The Science Behind Why We Sleep

by Lara Rutherford-Morrison

We spend a major portion of our lives tucked between the sheets, and yet many of us know very little about the “why”s and “how”s of sleep. This video about the science of sleep asks the important and surprisingly tricky question: Why do we sleep? The answer is … wait for it … er, no one is really sure.

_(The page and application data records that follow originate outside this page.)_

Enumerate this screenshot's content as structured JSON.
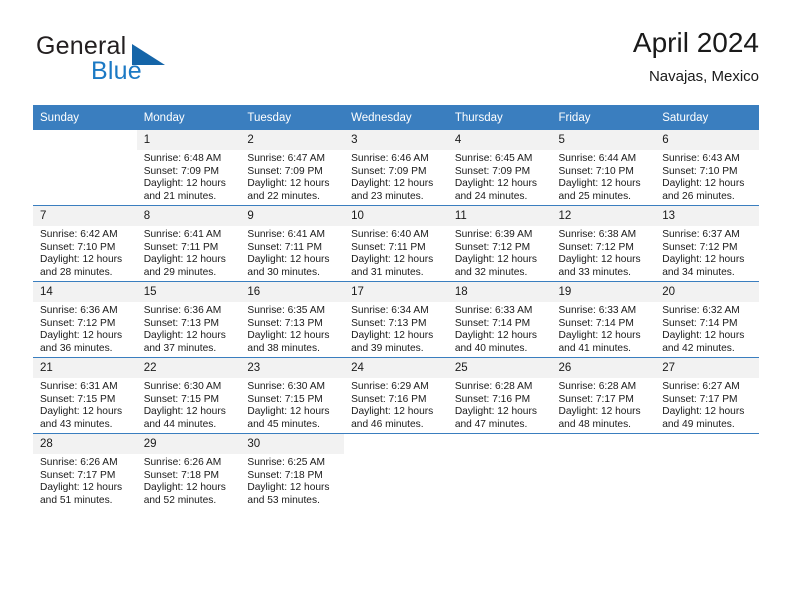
{
  "brand": {
    "name_part1": "General",
    "name_part2": "Blue",
    "triangle_icon": "triangle-icon"
  },
  "header": {
    "title": "April 2024",
    "location": "Navajas, Mexico"
  },
  "colors": {
    "header_blue": "#3a7ebf",
    "brand_blue": "#1b79c4",
    "triangle_blue": "#1565a8",
    "daynum_bg": "#f2f2f2",
    "text": "#1a1a1a"
  },
  "weekday_headers": [
    "Sunday",
    "Monday",
    "Tuesday",
    "Wednesday",
    "Thursday",
    "Friday",
    "Saturday"
  ],
  "labels": {
    "sunrise": "Sunrise:",
    "sunset": "Sunset:",
    "daylight": "Daylight:"
  },
  "weeks": [
    [
      {
        "day": "",
        "sunrise": "",
        "sunset": "",
        "daylight1": "",
        "daylight2": "",
        "empty": true
      },
      {
        "day": "1",
        "sunrise": "Sunrise: 6:48 AM",
        "sunset": "Sunset: 7:09 PM",
        "daylight1": "Daylight: 12 hours",
        "daylight2": "and 21 minutes."
      },
      {
        "day": "2",
        "sunrise": "Sunrise: 6:47 AM",
        "sunset": "Sunset: 7:09 PM",
        "daylight1": "Daylight: 12 hours",
        "daylight2": "and 22 minutes."
      },
      {
        "day": "3",
        "sunrise": "Sunrise: 6:46 AM",
        "sunset": "Sunset: 7:09 PM",
        "daylight1": "Daylight: 12 hours",
        "daylight2": "and 23 minutes."
      },
      {
        "day": "4",
        "sunrise": "Sunrise: 6:45 AM",
        "sunset": "Sunset: 7:09 PM",
        "daylight1": "Daylight: 12 hours",
        "daylight2": "and 24 minutes."
      },
      {
        "day": "5",
        "sunrise": "Sunrise: 6:44 AM",
        "sunset": "Sunset: 7:10 PM",
        "daylight1": "Daylight: 12 hours",
        "daylight2": "and 25 minutes."
      },
      {
        "day": "6",
        "sunrise": "Sunrise: 6:43 AM",
        "sunset": "Sunset: 7:10 PM",
        "daylight1": "Daylight: 12 hours",
        "daylight2": "and 26 minutes."
      }
    ],
    [
      {
        "day": "7",
        "sunrise": "Sunrise: 6:42 AM",
        "sunset": "Sunset: 7:10 PM",
        "daylight1": "Daylight: 12 hours",
        "daylight2": "and 28 minutes."
      },
      {
        "day": "8",
        "sunrise": "Sunrise: 6:41 AM",
        "sunset": "Sunset: 7:11 PM",
        "daylight1": "Daylight: 12 hours",
        "daylight2": "and 29 minutes."
      },
      {
        "day": "9",
        "sunrise": "Sunrise: 6:41 AM",
        "sunset": "Sunset: 7:11 PM",
        "daylight1": "Daylight: 12 hours",
        "daylight2": "and 30 minutes."
      },
      {
        "day": "10",
        "sunrise": "Sunrise: 6:40 AM",
        "sunset": "Sunset: 7:11 PM",
        "daylight1": "Daylight: 12 hours",
        "daylight2": "and 31 minutes."
      },
      {
        "day": "11",
        "sunrise": "Sunrise: 6:39 AM",
        "sunset": "Sunset: 7:12 PM",
        "daylight1": "Daylight: 12 hours",
        "daylight2": "and 32 minutes."
      },
      {
        "day": "12",
        "sunrise": "Sunrise: 6:38 AM",
        "sunset": "Sunset: 7:12 PM",
        "daylight1": "Daylight: 12 hours",
        "daylight2": "and 33 minutes."
      },
      {
        "day": "13",
        "sunrise": "Sunrise: 6:37 AM",
        "sunset": "Sunset: 7:12 PM",
        "daylight1": "Daylight: 12 hours",
        "daylight2": "and 34 minutes."
      }
    ],
    [
      {
        "day": "14",
        "sunrise": "Sunrise: 6:36 AM",
        "sunset": "Sunset: 7:12 PM",
        "daylight1": "Daylight: 12 hours",
        "daylight2": "and 36 minutes."
      },
      {
        "day": "15",
        "sunrise": "Sunrise: 6:36 AM",
        "sunset": "Sunset: 7:13 PM",
        "daylight1": "Daylight: 12 hours",
        "daylight2": "and 37 minutes."
      },
      {
        "day": "16",
        "sunrise": "Sunrise: 6:35 AM",
        "sunset": "Sunset: 7:13 PM",
        "daylight1": "Daylight: 12 hours",
        "daylight2": "and 38 minutes."
      },
      {
        "day": "17",
        "sunrise": "Sunrise: 6:34 AM",
        "sunset": "Sunset: 7:13 PM",
        "daylight1": "Daylight: 12 hours",
        "daylight2": "and 39 minutes."
      },
      {
        "day": "18",
        "sunrise": "Sunrise: 6:33 AM",
        "sunset": "Sunset: 7:14 PM",
        "daylight1": "Daylight: 12 hours",
        "daylight2": "and 40 minutes."
      },
      {
        "day": "19",
        "sunrise": "Sunrise: 6:33 AM",
        "sunset": "Sunset: 7:14 PM",
        "daylight1": "Daylight: 12 hours",
        "daylight2": "and 41 minutes."
      },
      {
        "day": "20",
        "sunrise": "Sunrise: 6:32 AM",
        "sunset": "Sunset: 7:14 PM",
        "daylight1": "Daylight: 12 hours",
        "daylight2": "and 42 minutes."
      }
    ],
    [
      {
        "day": "21",
        "sunrise": "Sunrise: 6:31 AM",
        "sunset": "Sunset: 7:15 PM",
        "daylight1": "Daylight: 12 hours",
        "daylight2": "and 43 minutes."
      },
      {
        "day": "22",
        "sunrise": "Sunrise: 6:30 AM",
        "sunset": "Sunset: 7:15 PM",
        "daylight1": "Daylight: 12 hours",
        "daylight2": "and 44 minutes."
      },
      {
        "day": "23",
        "sunrise": "Sunrise: 6:30 AM",
        "sunset": "Sunset: 7:15 PM",
        "daylight1": "Daylight: 12 hours",
        "daylight2": "and 45 minutes."
      },
      {
        "day": "24",
        "sunrise": "Sunrise: 6:29 AM",
        "sunset": "Sunset: 7:16 PM",
        "daylight1": "Daylight: 12 hours",
        "daylight2": "and 46 minutes."
      },
      {
        "day": "25",
        "sunrise": "Sunrise: 6:28 AM",
        "sunset": "Sunset: 7:16 PM",
        "daylight1": "Daylight: 12 hours",
        "daylight2": "and 47 minutes."
      },
      {
        "day": "26",
        "sunrise": "Sunrise: 6:28 AM",
        "sunset": "Sunset: 7:17 PM",
        "daylight1": "Daylight: 12 hours",
        "daylight2": "and 48 minutes."
      },
      {
        "day": "27",
        "sunrise": "Sunrise: 6:27 AM",
        "sunset": "Sunset: 7:17 PM",
        "daylight1": "Daylight: 12 hours",
        "daylight2": "and 49 minutes."
      }
    ],
    [
      {
        "day": "28",
        "sunrise": "Sunrise: 6:26 AM",
        "sunset": "Sunset: 7:17 PM",
        "daylight1": "Daylight: 12 hours",
        "daylight2": "and 51 minutes."
      },
      {
        "day": "29",
        "sunrise": "Sunrise: 6:26 AM",
        "sunset": "Sunset: 7:18 PM",
        "daylight1": "Daylight: 12 hours",
        "daylight2": "and 52 minutes."
      },
      {
        "day": "30",
        "sunrise": "Sunrise: 6:25 AM",
        "sunset": "Sunset: 7:18 PM",
        "daylight1": "Daylight: 12 hours",
        "daylight2": "and 53 minutes."
      },
      {
        "day": "",
        "sunrise": "",
        "sunset": "",
        "daylight1": "",
        "daylight2": "",
        "empty": true
      },
      {
        "day": "",
        "sunrise": "",
        "sunset": "",
        "daylight1": "",
        "daylight2": "",
        "empty": true
      },
      {
        "day": "",
        "sunrise": "",
        "sunset": "",
        "daylight1": "",
        "daylight2": "",
        "empty": true
      },
      {
        "day": "",
        "sunrise": "",
        "sunset": "",
        "daylight1": "",
        "daylight2": "",
        "empty": true
      }
    ]
  ]
}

There are a lot of theories as to why we have to power down for a third of our days. Joe Hanson, host and creator of It’s OK To Be Smart from PBS Digital Studios, points out that, even if we don’t know precisely what sleep does, we do know that it is absolutely vital: extreme sleep deprivation, for example, has been shown to cause seizures and even death in animals. Some common theories as to why we sleep don’t fully account for its importance in our lives and health. Hanson explains that, for instance, while we do quite a bit of “general biological upkeep” (such as “cellular repair,” “protein synthesis,” and so on) in our sleep, we also perform these activities when we’re awake.

One theory about the purpose of sleep is that sleep allows us to, as Hanson puts it, “flush out all the neurogarbage” that builds up in our brain cells and neurons. (Can I just point out that “neurogarbage” is a fantastic word? I’ve decided that “Neurogarbage” will be the title of my undoubtedly bestselling memoir). Another theory suggests that sleep is the only time that our prefrontal cortexes have a chance to rest.

As Hanson points out, when you think about it from an evolutionary stand point, sleep doesn’t make a lot of sense — after all, sleep represents an extended time when animals can’t escape from predators. Certain animals have evolved to accommodate sleep in weird ways. Dolphins, for instance, avoid drowning by sleeping with only one half of their brains at a time. Baby dolphins have to get by on taking short naps while being supported by their parents. (How cute is that?!)

Although sleep still holds a lot of mysteries, what we do know is that we all need sleep — regularly and abundantly. The average adult only gets 6.5 hours of sleep, and the average teen gets about 5 — just over half of the 8.5 to 9.5 hours of sleep recommended for teens by the American Academy of Pediatrics. Adults between the ages of 18 and 64 should be aiming for seven to nine hours, according to the Sleep Foundation. One barrier for sleep for many people is exposure to bright light at night. Our circadian rhythms — the bodily rhythms that tell us when to be asleep and awake — are affected by light and darkness. When it’s light, our bodies think it’s time to be awake, and when it’s dark, our bodies hit the snooze button. By constantly being tied to light sources at night, like computer and phone screens, we can throw off our circadian rhythms and make it difficult for our bodies to know when to sleep. As Hanson explains, “Depression, heart disease, diabetes, and cancer have all been linked to chronic overexposure to artificial light.”

To give yourself a better night’s sleep, try to put away your electronic devices in the hours before bedtime, and try to have a regular sleep schedule. Avoiding caffeine in the afternoons and evenings can also help you to get the zzzs you need.

Watch the whole video below:

Images: Pexels; YouTube (4)